* [ASSIGNMENT]:
Below are the records to retype. Keep every character exactly and leave out the pictures.

Data entries:
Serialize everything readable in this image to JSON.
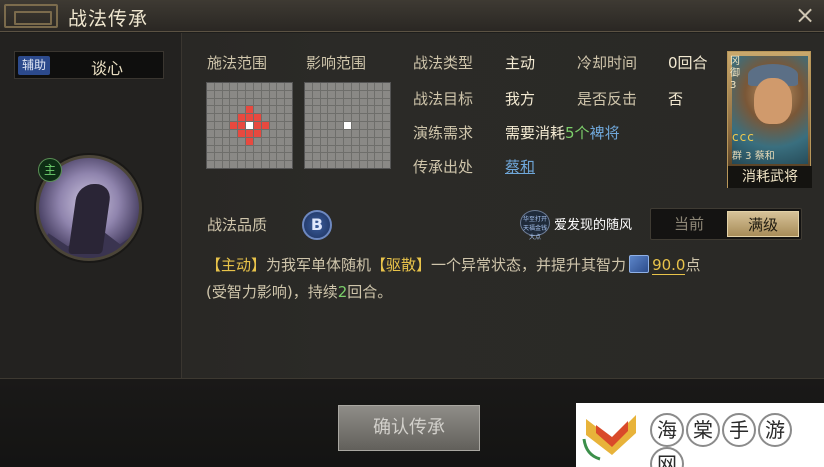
{
  "window": {
    "title": "战法传承",
    "close_icon": "×"
  },
  "skill": {
    "type_badge": "辅助",
    "name": "谈心",
    "portrait_tag": "主"
  },
  "ranges": {
    "cast_label": "施法范围",
    "effect_label": "影响范围"
  },
  "info": {
    "type_label": "战法类型",
    "type_value": "主动",
    "cooldown_label": "冷却时间",
    "cooldown_value": "0回合",
    "target_label": "战法目标",
    "target_value": "我方",
    "counter_label": "是否反击",
    "counter_value": "否",
    "train_label": "演练需求",
    "train_prefix": "需要消耗",
    "train_count": "5个",
    "train_link": "裨将",
    "origin_label": "传承出处",
    "origin_link": "蔡和"
  },
  "card": {
    "side_text": "冈 御 3",
    "coins": "ccc",
    "foot_level": "群 3",
    "foot_name": "蔡和",
    "label": "消耗武将"
  },
  "quality": {
    "label": "战法品质",
    "grade": "B"
  },
  "watermark1": {
    "logo_text": "华至打开 天福金钱大点",
    "text": "爱发现的随风"
  },
  "level_toggle": {
    "current": "当前",
    "max": "满级"
  },
  "description": {
    "tag1": "【主动】",
    "part1": "为我军单体随机",
    "tag2": "【驱散】",
    "part2": "一个异常状态，并提升其智力",
    "value": "90.0",
    "unit": "点",
    "line2_prefix": "(受智力影响)，持续",
    "duration": "2",
    "line2_suffix": "回合。"
  },
  "confirm_button": "确认传承",
  "watermark2": {
    "chars": [
      "海",
      "棠",
      "手",
      "游",
      "网"
    ]
  },
  "colors": {
    "accent_blue": "#6fa7d9",
    "accent_gold": "#e8c34a",
    "red_cell": "#e8493f"
  }
}
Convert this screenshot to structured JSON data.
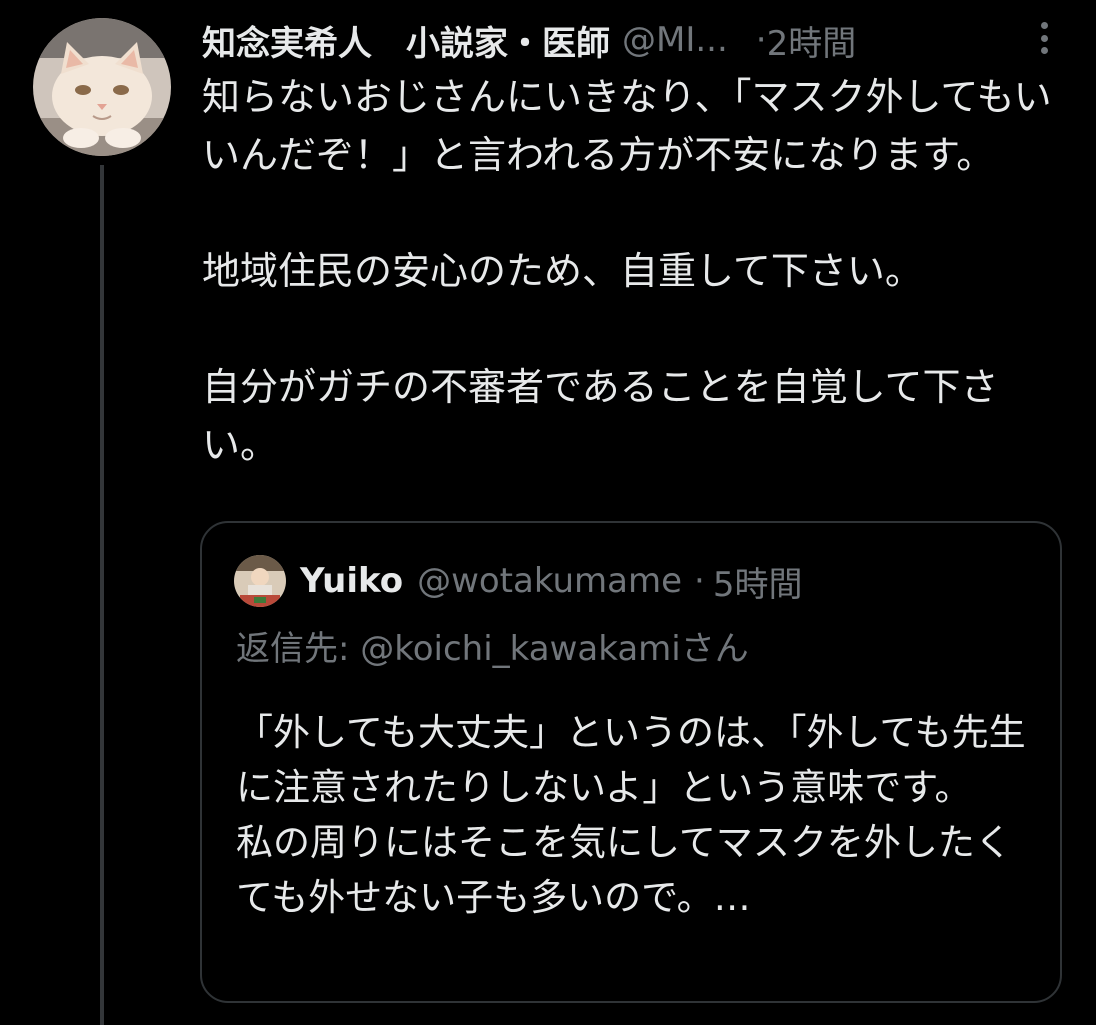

* [TASK SOLUTION]:
Serialize everything readable in this image to JSON.
{
  "window": {
    "title": "战法传承",
    "close_icon": "×"
  },
  "skill": {
    "type_badge": "辅助",
    "name": "谈心",
    "portrait_tag": "主"
  },
  "ranges": {
    "cast_label": "施法范围",
    "effect_label": "影响范围"
  },
  "info": {
    "type_label": "战法类型",
    "type_value": "主动",
    "cooldown_label": "冷却时间",
    "cooldown_value": "0回合",
    "target_label": "战法目标",
    "target_value": "我方",
    "counter_label": "是否反击",
    "counter_value": "否",
    "train_label": "演练需求",
    "train_prefix": "需要消耗",
    "train_count": "5个",
    "train_link": "裨将",
    "origin_label": "传承出处",
    "origin_link": "蔡和"
  },
  "card": {
    "side_text": "冈 御 3",
    "coins": "ccc",
    "foot_level": "群 3",
    "foot_name": "蔡和",
    "label": "消耗武将"
  },
  "quality": {
    "label": "战法品质",
    "grade": "B"
  },
  "watermark1": {
    "logo_text": "华至打开 天福金钱大点",
    "text": "爱发现的随风"
  },
  "level_toggle": {
    "current": "当前",
    "max": "满级"
  },
  "description": {
    "tag1": "【主动】",
    "part1": "为我军单体随机",
    "tag2": "【驱散】",
    "part2": "一个异常状态，并提升其智力",
    "value": "90.0",
    "unit": "点",
    "line2_prefix": "(受智力影响)，持续",
    "duration": "2",
    "line2_suffix": "回合。"
  },
  "confirm_button": "确认传承",
  "watermark2": {
    "chars": [
      "海",
      "棠",
      "手",
      "游",
      "网"
    ]
  },
  "colors": {
    "accent_blue": "#6fa7d9",
    "accent_gold": "#e8c34a",
    "red_cell": "#e8493f"
  }
}
Convert this screenshot to structured JSON data.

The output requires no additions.